Oxingale Records OX2005

Anthem
Oxingale Records OX2004

Hyperstring Trilogy
Oxingale Records OX2003

Haydn Mozart
Released 2003
Transart Live TR121

The Rose Album
Oxingale Records OX2002

Lemons Descending
Released 2001
Oxingale Records OX2001

J.S. Bach: 6 Suites for Cello Solo
Oxingale Records OX 2000

UnderTree
Oxingale Records

Portes Ouvertes: The 20th Century Cello Volume 3
Released 1999
Deutsche Grammophon 457 584-2

The 20th Century Cello Volume 2
Released 1997
Deutsche Grammophon 453 417-2

The 20th Century Cello
Released 1995
Deutsche Grammophon 445 834-2

Trios with Rob Wasserman
GRP Records MGD-4021

Suites and Sonatas for Solo Cello
Released 1991
Deutsche Grammophon

Haydn, C.P.E. Bach, Boccherini: Cello Concertos
Released 1990
Deutsche Grammophon

Saint-Saens, Lalo: Cello Concertos, Bruch Kol Nidrei

Photos

Bio

MATT HAIMOVITZ is acclaimed for both his tremendous artistry and as a musical visionary – pushing the boundaries of classical music performance, championing new music and initiating groundbreaking collaborations. From his debut at the age of 13, as soloist with Zubin Mehta and the Israel Philharmonic and his first recording with James Levine and the Chicago Symphony Orchestra, for Deutsche Grammophon, Haimovitz has since gone on to perform on the world’s most esteemed stages. Haimovitz made his Carnegie Hall debut when he substituted for his teacher, the legendary Leonard Rose, in Schubert’s String Quintet in C, alongside Isaac Stern, Shlomo Mintz, Pinchas Zukerman and Mstislav Rostropovich. In 2000, Haimovitz made waves with his Bach “Listening-Room” Tour, for which, to great acclaim, Haimovitz took Bach’s beloved cello suites out of the concert hall and into clubs across the U.S., Canada, and the U.K. Haimovitz’s 50-state Anthem tour in 2003 celebrated living American composers, and featured his arrangement of Jimi Hendrix’s “Star-Spangled Banner.” Haimovitz was the first classical artist to play at New York’s infamous CBGB club, in a performance filmed by ABC News “Nightline UpClose.” Haimovitz’s award-winning recording career encompasses more than two dozen albums on Deutsche Grammophon and his own independent label, founded with composer/producer Luna Pearl Woolf, Oxingale Records. Matt Haimovitz’s all-cello ensemble,

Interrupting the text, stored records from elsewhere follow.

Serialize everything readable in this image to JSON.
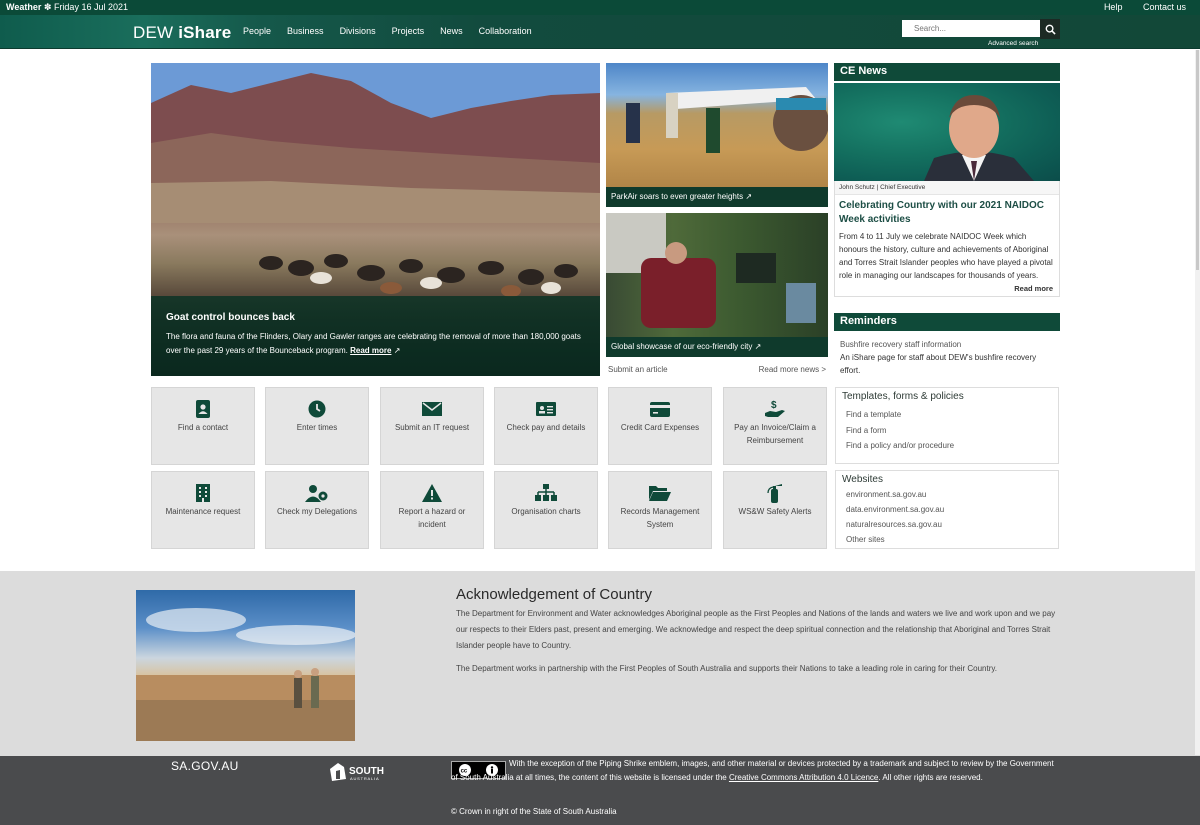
{
  "topbar": {
    "weather_label": "Weather",
    "date": "Friday 16 Jul 2021",
    "links": [
      "Help",
      "Contact us"
    ]
  },
  "header": {
    "brand_prefix": "DEW",
    "brand_name": "iShare",
    "nav": [
      "People",
      "Business",
      "Divisions",
      "Projects",
      "News",
      "Collaboration"
    ],
    "search_placeholder": "Search...",
    "advanced_search": "Advanced search"
  },
  "hero": {
    "title": "Goat control bounces back",
    "text": "The flora and fauna of the Flinders, Olary and Gawler ranges are celebrating the removal of more than 180,000 goats over the past 29 years of the Bounceback program.",
    "read_more": "Read more"
  },
  "news_cards": [
    {
      "caption": "ParkAir soars to even greater heights"
    },
    {
      "caption": "Global showcase of our eco-friendly city"
    }
  ],
  "news_links": {
    "submit": "Submit an article",
    "more": "Read more news >"
  },
  "ce_news": {
    "heading": "CE News",
    "author": "John Schutz | Chief Executive",
    "title": "Celebrating Country with our 2021 NAIDOC Week activities",
    "text": "From 4 to 11 July we celebrate NAIDOC Week which honours the history, culture and achievements of Aboriginal and Torres Strait Islander peoples who have played a pivotal role in managing our landscapes for thousands of years.",
    "read_more": "Read more"
  },
  "reminders": {
    "heading": "Reminders",
    "link": "Bushfire recovery staff information",
    "text": "An iShare page for staff about DEW's bushfire recovery effort."
  },
  "tiles": [
    {
      "label": "Find a contact",
      "icon": "address-book-icon"
    },
    {
      "label": "Enter times",
      "icon": "clock-icon"
    },
    {
      "label": "Submit an IT request",
      "icon": "envelope-icon"
    },
    {
      "label": "Check pay and details",
      "icon": "id-card-icon"
    },
    {
      "label": "Credit Card Expenses",
      "icon": "credit-card-icon"
    },
    {
      "label": "Pay an Invoice/Claim a Reimbursement",
      "icon": "hand-dollar-icon"
    },
    {
      "label": "Maintenance request",
      "icon": "building-icon"
    },
    {
      "label": "Check my Delegations",
      "icon": "user-cog-icon"
    },
    {
      "label": "Report a hazard or incident",
      "icon": "warning-icon"
    },
    {
      "label": "Organisation charts",
      "icon": "sitemap-icon"
    },
    {
      "label": "Records Management System",
      "icon": "folder-open-icon"
    },
    {
      "label": "WS&W Safety Alerts",
      "icon": "fire-extinguisher-icon"
    }
  ],
  "templates": {
    "heading": "Templates, forms & policies",
    "items": [
      "Find a template",
      "Find a form",
      "Find a policy and/or procedure"
    ]
  },
  "websites": {
    "heading": "Websites",
    "items": [
      "environment.sa.gov.au",
      "data.environment.sa.gov.au",
      "naturalresources.sa.gov.au",
      "Other sites"
    ]
  },
  "acknowledgement": {
    "heading": "Acknowledgement of Country",
    "p1": "The Department for Environment and Water acknowledges Aboriginal people as the First Peoples and Nations of the lands and waters we live and work upon and we pay our respects to their Elders past, present and emerging. We acknowledge and respect the deep spiritual connection and the relationship that Aboriginal and Torres Strait Islander people have to Country.",
    "p2": "The Department works in partnership with the First Peoples of South Australia and supports their Nations to take a leading role in caring for their Country."
  },
  "footer": {
    "sagov": "SA.GOV.AU",
    "sa_logo_text": "SOUTH",
    "sa_logo_sub": "AUSTRALIA",
    "license_pre": "With the exception of the Piping Shrike emblem, images, and other material or devices protected by a trademark and subject to review by the Government of South Australia at all times, the content of this website is licensed under the ",
    "license_link": "Creative Commons Attribution 4.0 Licence",
    "license_post": ". All other rights are reserved.",
    "copyright": "© Crown in right of the State of South Australia"
  },
  "colors": {
    "brand_green": "#0f4a39",
    "tile_bg": "#e6e6e6",
    "footer_bg": "#4a4b4d",
    "ack_bg": "#dcdcdc"
  }
}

UCCELLO, features the next generation of cellists from the Schulich School of Music at McGill University, where Haimovitz is Professor of Cello. Uccello has performed on Boston’s
Celebrity Series, New York’s Chamber Music Society of Lincoln Center and Jazz at Lincoln Center, as well as clubs such as Arlington’s Iota, Seattle’s Tractor Tavern, and Eugene’s Sam Bond’s Garage. Uccello has joined Haimovitz on two Oxingale recordings, Goulash! and VinylCello; the first, a classical best seller, appeared on the Billboard charts.